WHAT IS REQUIRED
When the string "York" occurs in a line of the records, show that line.
(DATA RECORDS)
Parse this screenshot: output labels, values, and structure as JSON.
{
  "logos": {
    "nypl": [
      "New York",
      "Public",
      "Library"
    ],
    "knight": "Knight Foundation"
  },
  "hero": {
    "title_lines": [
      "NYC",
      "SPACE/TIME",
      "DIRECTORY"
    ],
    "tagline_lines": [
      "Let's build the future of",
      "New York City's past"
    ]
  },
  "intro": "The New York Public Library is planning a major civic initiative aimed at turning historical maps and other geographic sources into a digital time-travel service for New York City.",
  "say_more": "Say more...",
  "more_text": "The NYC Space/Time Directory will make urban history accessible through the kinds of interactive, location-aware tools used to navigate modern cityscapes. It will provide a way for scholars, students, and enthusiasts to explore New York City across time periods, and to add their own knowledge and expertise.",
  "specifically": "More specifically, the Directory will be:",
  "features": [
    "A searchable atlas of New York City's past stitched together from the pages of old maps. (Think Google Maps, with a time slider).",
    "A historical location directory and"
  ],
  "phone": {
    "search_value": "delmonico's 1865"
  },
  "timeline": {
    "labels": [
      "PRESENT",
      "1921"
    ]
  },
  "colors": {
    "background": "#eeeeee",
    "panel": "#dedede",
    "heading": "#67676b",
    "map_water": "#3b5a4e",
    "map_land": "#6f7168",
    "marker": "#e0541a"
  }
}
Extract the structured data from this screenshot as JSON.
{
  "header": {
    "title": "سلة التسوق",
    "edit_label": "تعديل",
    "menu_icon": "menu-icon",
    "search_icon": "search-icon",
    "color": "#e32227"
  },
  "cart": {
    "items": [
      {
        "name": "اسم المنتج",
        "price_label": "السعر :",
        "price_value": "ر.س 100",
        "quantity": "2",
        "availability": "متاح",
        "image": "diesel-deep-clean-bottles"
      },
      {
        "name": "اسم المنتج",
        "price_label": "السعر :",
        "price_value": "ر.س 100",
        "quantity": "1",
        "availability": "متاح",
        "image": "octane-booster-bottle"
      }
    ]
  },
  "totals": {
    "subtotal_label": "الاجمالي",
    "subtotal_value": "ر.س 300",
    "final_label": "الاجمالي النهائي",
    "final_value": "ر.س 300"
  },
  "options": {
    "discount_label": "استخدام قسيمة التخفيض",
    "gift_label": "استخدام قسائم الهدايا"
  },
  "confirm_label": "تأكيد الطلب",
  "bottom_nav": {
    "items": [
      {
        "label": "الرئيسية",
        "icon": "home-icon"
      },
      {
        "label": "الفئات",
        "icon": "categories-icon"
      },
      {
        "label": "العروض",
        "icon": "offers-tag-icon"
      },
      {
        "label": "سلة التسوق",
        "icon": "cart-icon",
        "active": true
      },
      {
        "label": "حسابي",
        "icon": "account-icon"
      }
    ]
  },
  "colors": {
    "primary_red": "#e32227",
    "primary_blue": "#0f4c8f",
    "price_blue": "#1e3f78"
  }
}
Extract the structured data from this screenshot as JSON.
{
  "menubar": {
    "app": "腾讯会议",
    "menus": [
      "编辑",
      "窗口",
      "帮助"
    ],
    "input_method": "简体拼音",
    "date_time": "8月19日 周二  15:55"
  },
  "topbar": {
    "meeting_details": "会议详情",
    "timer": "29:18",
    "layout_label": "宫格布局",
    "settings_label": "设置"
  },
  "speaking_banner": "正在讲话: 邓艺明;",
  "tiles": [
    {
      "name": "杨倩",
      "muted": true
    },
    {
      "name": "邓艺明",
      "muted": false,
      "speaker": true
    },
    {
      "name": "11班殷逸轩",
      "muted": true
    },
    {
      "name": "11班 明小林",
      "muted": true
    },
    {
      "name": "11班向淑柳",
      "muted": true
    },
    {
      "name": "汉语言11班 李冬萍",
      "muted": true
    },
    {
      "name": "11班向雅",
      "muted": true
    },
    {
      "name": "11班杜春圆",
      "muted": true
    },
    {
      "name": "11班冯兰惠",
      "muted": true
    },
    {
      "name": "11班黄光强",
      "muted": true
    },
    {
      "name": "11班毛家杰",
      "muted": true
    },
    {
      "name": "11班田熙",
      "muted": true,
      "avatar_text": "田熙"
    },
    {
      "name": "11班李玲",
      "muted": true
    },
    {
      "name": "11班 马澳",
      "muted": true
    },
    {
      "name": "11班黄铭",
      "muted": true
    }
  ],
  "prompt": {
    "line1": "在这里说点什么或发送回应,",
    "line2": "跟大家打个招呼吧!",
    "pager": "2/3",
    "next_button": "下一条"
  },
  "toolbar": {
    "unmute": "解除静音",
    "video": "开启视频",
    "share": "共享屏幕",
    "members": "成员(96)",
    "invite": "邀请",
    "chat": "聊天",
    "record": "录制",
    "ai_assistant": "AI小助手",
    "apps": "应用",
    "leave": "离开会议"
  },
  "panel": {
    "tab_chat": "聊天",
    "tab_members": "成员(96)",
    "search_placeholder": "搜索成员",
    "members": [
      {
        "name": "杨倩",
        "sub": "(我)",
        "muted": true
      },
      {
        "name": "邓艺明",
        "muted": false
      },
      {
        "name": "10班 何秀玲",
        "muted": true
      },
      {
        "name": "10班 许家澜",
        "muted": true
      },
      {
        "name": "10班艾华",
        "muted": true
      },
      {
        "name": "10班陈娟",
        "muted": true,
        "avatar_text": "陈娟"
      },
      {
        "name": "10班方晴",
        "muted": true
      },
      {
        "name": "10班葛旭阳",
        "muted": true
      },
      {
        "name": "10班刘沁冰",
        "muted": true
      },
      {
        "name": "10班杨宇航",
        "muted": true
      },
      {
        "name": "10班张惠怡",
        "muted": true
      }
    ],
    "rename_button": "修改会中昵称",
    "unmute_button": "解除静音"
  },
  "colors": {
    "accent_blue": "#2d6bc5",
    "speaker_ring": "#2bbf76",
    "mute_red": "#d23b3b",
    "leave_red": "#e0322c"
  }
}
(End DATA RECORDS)
RESPONSE TO THE TASK
      "New York",
      "New York City's past"
  "intro": "The New York Public Library is planning a major civic initiative aimed at turning historical maps and other geographic sources into a digital time-travel service for New York City.",
  "more_text": "The NYC Space/Time Directory will make urban history accessible through the kinds of interactive, location-aware tools used to navigate modern cityscapes. It will provide a way for scholars, students, and enthusiasts to explore New York City across time periods, and to add their own knowledge and expertise.",
    "A searchable atlas of New York City's past stitched together from the pages of old maps. (Think Google Maps, with a time slider).",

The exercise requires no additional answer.